---------- Data to examine ----------

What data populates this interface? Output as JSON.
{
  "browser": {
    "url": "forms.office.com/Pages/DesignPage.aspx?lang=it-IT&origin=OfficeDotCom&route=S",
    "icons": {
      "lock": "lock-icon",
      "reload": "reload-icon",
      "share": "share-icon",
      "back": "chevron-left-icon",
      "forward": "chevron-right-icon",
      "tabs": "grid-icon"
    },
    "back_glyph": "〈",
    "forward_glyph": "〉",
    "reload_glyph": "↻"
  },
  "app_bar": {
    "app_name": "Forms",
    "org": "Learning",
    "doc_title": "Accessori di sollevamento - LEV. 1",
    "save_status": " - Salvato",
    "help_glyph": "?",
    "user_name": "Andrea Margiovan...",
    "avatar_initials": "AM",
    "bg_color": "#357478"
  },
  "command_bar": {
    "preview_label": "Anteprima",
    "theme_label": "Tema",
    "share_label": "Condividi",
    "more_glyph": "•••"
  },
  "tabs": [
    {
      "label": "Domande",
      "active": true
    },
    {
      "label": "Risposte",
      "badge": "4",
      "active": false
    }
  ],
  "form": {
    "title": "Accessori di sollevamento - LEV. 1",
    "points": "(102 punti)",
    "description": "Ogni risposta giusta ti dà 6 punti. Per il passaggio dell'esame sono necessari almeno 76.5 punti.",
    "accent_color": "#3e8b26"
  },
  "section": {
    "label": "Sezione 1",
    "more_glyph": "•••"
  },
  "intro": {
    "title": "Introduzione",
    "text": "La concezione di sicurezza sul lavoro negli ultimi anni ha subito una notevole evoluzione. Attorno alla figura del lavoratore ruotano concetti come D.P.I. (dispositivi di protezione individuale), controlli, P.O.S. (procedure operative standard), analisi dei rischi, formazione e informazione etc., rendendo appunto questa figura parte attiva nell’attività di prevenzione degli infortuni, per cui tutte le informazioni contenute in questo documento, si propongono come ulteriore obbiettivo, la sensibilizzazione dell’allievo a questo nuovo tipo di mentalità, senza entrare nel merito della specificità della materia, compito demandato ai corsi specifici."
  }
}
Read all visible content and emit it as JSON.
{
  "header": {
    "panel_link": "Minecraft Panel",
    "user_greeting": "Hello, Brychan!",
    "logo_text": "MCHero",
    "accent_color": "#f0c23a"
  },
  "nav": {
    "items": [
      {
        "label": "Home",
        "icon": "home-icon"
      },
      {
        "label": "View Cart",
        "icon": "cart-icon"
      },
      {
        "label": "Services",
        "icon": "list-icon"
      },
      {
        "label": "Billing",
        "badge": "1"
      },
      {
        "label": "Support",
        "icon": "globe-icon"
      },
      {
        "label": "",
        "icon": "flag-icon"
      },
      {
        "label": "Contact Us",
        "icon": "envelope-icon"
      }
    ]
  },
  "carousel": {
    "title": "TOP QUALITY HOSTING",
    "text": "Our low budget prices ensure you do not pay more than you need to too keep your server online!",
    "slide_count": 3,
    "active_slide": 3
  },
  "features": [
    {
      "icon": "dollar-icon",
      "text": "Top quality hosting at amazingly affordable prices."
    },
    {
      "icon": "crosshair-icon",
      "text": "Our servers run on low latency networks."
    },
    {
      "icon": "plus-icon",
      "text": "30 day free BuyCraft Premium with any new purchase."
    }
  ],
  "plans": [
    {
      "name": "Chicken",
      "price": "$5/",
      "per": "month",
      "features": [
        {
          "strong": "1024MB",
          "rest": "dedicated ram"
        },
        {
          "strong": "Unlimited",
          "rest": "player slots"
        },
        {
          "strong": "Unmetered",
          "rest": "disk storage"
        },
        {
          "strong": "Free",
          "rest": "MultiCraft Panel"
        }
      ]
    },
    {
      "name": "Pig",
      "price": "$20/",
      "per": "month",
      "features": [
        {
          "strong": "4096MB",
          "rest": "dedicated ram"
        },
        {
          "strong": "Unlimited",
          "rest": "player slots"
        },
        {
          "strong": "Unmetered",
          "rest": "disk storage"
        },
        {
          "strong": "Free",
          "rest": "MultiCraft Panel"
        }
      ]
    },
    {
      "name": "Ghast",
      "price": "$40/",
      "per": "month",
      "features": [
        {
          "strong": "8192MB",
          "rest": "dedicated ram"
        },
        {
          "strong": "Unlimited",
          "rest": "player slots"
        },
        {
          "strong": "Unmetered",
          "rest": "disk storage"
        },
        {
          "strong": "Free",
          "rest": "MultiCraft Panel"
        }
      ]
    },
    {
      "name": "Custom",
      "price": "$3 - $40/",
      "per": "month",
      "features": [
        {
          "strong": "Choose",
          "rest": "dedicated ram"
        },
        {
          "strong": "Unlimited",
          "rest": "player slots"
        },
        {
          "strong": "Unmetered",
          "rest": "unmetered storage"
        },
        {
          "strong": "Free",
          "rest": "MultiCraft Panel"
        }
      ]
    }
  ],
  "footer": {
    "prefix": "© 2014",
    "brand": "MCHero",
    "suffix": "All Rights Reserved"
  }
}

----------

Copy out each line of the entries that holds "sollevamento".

▶ **Your solution**:
    "doc_title": "Accessori di sollevamento - LEV. 1",
    "title": "Accessori di sollevamento - LEV. 1",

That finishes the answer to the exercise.